Under-investigation CTV construction manager accused of taking engine design and patenting it in US

The convicted fraudster facing a police investigation over the construction of the Canterbury Television building has been awarded a US patent for a invention he's accused of stealing from a friend.

Documents seen by APNZ show the patent for a system that would enable truck engines to run on a mixture of diesel and LPG was granted in July to Will Fisher - an alias used by Gerald Morton Shirtcliff.

Backyard inventor Phil Stanley claims the design is his and that Shirtcliff stole it after fleeing Mr Stanley's Christchurch home, where he lived while on home detention.

The men met in Christchurch in 2005, shortly before Shirtcliff was jailed for a GST fraud in which he falsified the books of a failing business he sold to a Queenstown couple.


Mr Stanley says he and his partner, Sue Lyons, took pity on Shirtcliff and visited him in prison.

Two weeks into his 20-month sentence, they pleaded with a judge to let him serve the rest of his term on home detention at their New Brighton house.

"We looked after him like he was one of the family," Mr Stanley said.

During that time, Mr Stanley was working on the engine project, and says he often discussed it with Shirtcliff.

Mr Stanley believes that once Shirtcliff's home-detention bracelet was removed, he disappeared to Australia with comprehensive notes and drawings on the project.

He spoke out after Shirtcliff's appearance before the royal commission of inquiry into the collapse of the CTV building, killing 115 people, in the February 2011 Christchurch earthquake.

Shirtcliff was construction manager on the project.

Mr Stanley, 62, alleges that when Shirtcliff left him in 2007, he moved to Brisbane, patented the engine idea and sold the technology.

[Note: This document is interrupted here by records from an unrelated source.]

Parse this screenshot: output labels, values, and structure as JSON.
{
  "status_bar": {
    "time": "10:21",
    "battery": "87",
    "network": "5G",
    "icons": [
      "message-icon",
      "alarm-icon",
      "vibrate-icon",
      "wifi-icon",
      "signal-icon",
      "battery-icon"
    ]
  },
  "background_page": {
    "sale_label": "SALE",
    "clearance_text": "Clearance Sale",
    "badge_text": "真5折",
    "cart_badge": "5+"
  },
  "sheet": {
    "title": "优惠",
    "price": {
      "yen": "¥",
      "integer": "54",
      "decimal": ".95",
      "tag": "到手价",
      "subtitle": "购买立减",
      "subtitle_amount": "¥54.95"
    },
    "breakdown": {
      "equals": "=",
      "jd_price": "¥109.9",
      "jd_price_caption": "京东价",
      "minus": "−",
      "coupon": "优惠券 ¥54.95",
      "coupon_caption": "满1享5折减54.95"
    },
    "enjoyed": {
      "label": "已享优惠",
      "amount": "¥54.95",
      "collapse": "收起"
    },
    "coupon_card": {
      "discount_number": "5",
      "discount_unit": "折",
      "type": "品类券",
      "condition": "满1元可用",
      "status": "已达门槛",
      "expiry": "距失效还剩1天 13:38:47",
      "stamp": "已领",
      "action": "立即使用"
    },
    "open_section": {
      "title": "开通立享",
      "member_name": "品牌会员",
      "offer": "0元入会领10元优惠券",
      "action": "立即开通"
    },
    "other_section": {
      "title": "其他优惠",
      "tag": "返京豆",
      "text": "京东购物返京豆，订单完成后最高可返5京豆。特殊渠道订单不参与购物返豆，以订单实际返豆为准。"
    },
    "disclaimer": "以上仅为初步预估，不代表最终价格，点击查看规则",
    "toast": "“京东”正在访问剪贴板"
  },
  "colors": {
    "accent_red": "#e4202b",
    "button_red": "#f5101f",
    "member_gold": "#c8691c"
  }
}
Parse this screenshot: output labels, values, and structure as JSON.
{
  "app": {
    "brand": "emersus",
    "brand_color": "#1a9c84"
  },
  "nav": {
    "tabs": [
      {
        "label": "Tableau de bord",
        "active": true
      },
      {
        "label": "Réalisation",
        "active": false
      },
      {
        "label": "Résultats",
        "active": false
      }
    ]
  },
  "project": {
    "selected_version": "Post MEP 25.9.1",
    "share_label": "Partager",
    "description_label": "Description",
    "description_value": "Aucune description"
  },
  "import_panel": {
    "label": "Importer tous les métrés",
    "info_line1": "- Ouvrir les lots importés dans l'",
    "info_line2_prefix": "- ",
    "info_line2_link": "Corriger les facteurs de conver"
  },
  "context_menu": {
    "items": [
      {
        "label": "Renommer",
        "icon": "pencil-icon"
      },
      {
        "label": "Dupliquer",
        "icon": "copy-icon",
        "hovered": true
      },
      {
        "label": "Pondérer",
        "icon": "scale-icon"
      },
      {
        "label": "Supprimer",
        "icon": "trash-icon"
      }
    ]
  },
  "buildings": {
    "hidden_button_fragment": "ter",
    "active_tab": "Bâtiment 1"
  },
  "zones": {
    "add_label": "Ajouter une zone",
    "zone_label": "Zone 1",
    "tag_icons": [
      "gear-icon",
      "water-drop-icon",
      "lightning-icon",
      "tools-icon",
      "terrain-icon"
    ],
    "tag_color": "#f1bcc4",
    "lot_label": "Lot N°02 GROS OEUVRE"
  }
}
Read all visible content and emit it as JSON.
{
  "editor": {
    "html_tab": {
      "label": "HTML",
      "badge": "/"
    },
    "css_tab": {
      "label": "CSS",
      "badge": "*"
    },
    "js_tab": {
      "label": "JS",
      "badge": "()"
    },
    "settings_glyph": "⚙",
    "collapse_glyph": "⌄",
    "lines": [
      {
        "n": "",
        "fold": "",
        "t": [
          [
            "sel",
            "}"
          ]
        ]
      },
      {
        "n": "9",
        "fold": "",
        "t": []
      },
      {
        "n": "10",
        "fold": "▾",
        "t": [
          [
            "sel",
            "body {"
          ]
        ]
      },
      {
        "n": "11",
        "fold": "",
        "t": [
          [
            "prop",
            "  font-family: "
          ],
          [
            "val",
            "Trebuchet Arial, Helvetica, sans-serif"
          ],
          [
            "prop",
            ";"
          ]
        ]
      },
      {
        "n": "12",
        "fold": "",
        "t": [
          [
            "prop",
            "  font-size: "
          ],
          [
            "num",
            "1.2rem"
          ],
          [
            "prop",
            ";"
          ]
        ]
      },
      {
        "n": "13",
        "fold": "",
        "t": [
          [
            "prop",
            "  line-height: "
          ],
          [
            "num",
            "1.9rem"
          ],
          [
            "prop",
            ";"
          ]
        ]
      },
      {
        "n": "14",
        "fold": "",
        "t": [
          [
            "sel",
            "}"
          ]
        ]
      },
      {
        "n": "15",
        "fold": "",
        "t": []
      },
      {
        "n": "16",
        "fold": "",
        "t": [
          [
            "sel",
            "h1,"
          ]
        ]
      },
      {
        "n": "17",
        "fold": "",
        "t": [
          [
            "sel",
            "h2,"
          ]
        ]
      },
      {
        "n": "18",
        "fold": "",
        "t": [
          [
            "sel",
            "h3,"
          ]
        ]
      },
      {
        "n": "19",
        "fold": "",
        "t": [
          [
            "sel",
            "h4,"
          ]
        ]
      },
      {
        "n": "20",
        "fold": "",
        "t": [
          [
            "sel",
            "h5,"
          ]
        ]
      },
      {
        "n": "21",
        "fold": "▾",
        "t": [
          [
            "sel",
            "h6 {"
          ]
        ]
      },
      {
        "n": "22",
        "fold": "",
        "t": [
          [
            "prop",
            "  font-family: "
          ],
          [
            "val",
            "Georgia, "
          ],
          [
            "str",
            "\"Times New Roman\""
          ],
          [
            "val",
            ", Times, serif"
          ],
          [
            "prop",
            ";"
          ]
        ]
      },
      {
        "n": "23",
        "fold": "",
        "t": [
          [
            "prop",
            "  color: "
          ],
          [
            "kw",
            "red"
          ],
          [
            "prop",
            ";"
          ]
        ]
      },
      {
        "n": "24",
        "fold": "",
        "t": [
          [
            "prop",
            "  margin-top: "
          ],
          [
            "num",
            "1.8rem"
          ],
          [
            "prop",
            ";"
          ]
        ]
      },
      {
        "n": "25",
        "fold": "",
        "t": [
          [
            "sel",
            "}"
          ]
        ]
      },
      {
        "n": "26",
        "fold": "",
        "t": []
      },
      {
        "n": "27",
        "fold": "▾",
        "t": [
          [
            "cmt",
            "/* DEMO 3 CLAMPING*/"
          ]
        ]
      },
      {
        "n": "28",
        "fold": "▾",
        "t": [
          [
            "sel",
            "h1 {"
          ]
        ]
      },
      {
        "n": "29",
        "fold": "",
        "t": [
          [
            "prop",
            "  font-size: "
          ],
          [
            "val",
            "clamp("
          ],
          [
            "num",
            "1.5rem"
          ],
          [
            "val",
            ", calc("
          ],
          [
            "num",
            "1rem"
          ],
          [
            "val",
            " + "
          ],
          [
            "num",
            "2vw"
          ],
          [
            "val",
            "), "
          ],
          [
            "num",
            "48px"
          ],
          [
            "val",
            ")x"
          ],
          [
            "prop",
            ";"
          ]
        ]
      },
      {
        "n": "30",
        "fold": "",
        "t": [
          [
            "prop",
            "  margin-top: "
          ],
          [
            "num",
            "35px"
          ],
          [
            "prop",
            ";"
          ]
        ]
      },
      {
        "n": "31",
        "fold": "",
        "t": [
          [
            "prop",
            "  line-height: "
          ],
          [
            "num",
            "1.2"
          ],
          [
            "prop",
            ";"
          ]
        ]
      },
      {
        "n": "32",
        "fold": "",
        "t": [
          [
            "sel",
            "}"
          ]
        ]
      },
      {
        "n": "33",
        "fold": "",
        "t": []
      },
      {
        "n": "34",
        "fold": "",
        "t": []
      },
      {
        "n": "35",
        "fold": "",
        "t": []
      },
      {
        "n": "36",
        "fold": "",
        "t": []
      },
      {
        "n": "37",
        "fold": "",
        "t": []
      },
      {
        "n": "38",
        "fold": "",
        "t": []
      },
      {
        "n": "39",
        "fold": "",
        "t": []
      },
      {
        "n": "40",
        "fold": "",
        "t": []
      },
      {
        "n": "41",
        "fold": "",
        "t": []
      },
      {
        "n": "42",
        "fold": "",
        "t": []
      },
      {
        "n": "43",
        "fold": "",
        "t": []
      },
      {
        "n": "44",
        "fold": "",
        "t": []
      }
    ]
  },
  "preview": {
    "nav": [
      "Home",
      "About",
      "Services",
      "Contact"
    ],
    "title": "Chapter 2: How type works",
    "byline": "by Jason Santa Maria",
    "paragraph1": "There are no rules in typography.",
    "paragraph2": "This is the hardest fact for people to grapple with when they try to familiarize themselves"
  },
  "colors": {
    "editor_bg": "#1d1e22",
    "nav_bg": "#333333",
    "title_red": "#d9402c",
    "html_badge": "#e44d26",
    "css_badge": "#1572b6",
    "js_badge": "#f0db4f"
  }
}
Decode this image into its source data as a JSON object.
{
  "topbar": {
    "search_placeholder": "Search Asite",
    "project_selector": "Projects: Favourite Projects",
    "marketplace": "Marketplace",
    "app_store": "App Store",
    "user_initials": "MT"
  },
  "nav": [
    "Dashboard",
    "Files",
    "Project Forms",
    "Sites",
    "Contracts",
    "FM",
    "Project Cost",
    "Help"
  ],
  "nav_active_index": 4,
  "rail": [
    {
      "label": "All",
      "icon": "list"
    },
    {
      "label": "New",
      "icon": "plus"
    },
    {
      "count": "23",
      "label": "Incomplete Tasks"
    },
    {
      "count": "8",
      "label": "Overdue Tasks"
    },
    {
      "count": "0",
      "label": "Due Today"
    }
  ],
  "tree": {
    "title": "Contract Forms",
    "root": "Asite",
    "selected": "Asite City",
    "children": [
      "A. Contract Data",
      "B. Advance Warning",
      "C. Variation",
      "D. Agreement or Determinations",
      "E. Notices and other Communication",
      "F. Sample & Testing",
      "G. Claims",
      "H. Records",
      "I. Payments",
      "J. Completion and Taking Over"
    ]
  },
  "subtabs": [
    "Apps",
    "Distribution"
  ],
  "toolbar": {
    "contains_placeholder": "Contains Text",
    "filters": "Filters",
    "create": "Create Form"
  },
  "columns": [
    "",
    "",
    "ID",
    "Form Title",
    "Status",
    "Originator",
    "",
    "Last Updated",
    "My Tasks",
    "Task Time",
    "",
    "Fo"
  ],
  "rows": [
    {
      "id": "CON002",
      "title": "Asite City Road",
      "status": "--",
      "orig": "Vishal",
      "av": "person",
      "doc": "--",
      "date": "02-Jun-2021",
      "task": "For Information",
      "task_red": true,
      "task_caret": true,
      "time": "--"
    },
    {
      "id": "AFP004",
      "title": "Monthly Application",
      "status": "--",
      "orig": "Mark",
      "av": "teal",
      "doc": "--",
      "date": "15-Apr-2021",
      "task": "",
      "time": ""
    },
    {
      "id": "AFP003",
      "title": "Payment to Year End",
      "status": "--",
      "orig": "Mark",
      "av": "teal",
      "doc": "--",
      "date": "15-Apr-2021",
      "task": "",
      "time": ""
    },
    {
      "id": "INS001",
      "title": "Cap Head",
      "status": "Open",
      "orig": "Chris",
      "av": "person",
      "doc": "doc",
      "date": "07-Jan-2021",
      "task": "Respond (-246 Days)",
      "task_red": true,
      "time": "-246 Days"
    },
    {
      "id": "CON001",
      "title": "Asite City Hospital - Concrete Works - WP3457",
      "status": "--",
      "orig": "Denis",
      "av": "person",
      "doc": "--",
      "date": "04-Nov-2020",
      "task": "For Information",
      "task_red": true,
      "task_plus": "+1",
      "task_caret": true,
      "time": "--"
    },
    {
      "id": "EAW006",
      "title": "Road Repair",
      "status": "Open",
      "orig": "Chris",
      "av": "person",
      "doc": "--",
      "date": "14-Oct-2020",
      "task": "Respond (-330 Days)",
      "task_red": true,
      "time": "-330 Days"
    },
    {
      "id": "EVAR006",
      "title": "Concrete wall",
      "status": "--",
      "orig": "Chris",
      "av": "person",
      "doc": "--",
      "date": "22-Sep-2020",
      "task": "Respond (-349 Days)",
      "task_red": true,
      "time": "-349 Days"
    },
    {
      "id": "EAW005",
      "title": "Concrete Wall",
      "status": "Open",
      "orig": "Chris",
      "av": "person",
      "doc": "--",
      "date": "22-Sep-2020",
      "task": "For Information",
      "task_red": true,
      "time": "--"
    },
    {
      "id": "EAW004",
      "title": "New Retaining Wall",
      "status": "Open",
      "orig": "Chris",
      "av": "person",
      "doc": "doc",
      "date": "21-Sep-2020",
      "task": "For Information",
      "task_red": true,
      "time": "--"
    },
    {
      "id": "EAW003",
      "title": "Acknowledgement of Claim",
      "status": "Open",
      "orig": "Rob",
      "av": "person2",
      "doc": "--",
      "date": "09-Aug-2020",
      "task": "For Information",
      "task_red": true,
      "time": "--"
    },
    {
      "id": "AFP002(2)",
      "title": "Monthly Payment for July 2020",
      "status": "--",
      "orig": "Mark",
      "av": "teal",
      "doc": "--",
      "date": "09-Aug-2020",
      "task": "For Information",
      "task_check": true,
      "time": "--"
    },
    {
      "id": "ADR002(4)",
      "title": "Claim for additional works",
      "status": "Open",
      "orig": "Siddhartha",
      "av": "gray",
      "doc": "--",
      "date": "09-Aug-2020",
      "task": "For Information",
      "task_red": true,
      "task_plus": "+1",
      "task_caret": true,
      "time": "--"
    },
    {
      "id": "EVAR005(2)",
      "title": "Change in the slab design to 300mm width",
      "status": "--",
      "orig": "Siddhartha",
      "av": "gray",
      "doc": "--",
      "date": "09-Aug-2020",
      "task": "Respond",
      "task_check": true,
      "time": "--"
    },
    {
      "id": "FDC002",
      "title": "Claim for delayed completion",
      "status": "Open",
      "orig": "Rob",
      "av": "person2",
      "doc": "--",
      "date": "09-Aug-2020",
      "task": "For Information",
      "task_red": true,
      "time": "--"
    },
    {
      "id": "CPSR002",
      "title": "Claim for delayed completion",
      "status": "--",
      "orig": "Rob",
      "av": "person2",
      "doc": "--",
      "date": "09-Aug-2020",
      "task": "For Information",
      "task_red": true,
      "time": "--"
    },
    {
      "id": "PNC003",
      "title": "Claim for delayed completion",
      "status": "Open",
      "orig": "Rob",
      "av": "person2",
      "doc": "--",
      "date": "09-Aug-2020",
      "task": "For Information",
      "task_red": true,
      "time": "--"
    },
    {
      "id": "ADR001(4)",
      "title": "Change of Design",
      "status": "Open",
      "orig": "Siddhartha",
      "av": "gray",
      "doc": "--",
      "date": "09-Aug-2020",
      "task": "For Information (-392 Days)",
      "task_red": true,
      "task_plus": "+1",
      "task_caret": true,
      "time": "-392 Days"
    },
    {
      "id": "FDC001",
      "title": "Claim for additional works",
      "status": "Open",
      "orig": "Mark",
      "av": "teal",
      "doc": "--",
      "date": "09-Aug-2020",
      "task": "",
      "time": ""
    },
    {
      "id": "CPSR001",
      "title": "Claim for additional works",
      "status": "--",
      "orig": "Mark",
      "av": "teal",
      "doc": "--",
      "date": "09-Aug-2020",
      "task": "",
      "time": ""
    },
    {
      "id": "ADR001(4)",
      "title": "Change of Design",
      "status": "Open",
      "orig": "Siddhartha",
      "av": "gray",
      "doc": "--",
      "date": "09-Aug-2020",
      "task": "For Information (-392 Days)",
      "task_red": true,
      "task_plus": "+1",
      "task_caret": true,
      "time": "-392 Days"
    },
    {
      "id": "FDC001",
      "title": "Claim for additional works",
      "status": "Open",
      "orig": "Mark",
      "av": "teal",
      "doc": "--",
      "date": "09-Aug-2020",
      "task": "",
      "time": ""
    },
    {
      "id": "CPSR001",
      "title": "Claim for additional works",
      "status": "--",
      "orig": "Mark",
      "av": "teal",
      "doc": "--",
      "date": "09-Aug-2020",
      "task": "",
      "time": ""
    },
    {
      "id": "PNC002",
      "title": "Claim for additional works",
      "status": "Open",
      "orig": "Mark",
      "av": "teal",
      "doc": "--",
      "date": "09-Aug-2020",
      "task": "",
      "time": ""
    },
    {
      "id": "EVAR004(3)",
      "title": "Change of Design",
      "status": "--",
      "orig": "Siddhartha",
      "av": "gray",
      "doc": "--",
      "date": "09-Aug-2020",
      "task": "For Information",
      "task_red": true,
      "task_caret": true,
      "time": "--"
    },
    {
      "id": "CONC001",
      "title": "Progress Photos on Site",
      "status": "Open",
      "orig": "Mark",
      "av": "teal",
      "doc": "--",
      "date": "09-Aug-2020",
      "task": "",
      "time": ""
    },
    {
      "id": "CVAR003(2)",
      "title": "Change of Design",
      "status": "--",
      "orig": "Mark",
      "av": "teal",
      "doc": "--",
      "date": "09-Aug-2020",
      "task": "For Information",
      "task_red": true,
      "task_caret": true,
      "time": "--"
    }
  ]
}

Investor Wayne Smith said he paid Shirtcliff a $1000-a-week retainer to bring it to market.

The contract was severed after "about a year", according to Mr Smith, who says he has since spent $1 million employing German experts to work on the design.

In the meantime, Shirtcliff was contracting for global engineering consultancy WorleyParsons and chipping away at the American market, getting his patent on July 16 through DGC Industries, a company linked to the Fisher alias.

Shirtcliff, 67, could not be traced at the home outside Brisbane he shares with his wife, Julie Rook.

But his lawyer, David Tucker, said Shirtcliff strenuously denied Mr Stanley's claim.

"No allegation has ever been made of that nature by the Stanleys to our client, no demand from lawyers of the Stanleys has ever been received, nor demand by any other person.

"We are instructed that it is a complete fabrication."

Shirtcliff initially refused to give evidence to the royal commission.

When he did, he was accused of "distancing" himself from responsibility for the CTV building collapse after claiming he had limited input into the construction process.

Shirtcliff told the hearing he was a graduate civil engineer. Asked why he lived in Australia under the Fisher identity, he said it was because of "family issues".

Since giving evidence, he has been accused of stealing the identity of William Fisher, with whom he worked in South Africa, and faking an engineering degree to get jobs in New Zealand and Australia.

It is alleged the fake degree from Sheffield University gave him entry to a masters programme at the University of New South Wales in 1971, which led to his getting a master of engineering science in highway engineering.

The university is investigating Shirtcliff's background and says that if the claims are proved, it will cancel his degree.

Australia's professional engineering body has written to Shirtcliff asking him to respond to allegations he faked his degree and lied about his qualifications.

The allegations may be referred to the Australian Federal Police.

Shirtcliff has denied the claims, but yesterday it emerged they were being investigated by a senior New Zealand police officer.

Building and Construction Minister Maurice Williamson said Shirtcliff could face extradition to New Zealand and criminal charges.

"One hundred and 15 people lost their lives," he told Radio NZ. "If a person was using a fake ID and was the engineer supervising the building ... I think there could be some pretty serious charges to be laid."

Shirtcliff's contract with WorleyParsons ended last month. The firm said a review of projects he worked on had found no irregularities.

Mr Stanley is now living at Mapua near Nelson, "on the breadline".

He would like to challenge the US patent but said he couldn't afford the $100,000-plus he estimates it would cost in legal bills.

He said Mr Smith had made him a "generous offer" of a financial return if the technology became profitable.

"I'm happy to leave it at that. But I'm certainly happy for Gerry [Shirtcliff]] to face what he deserves, and I'll assist in seeing that happen."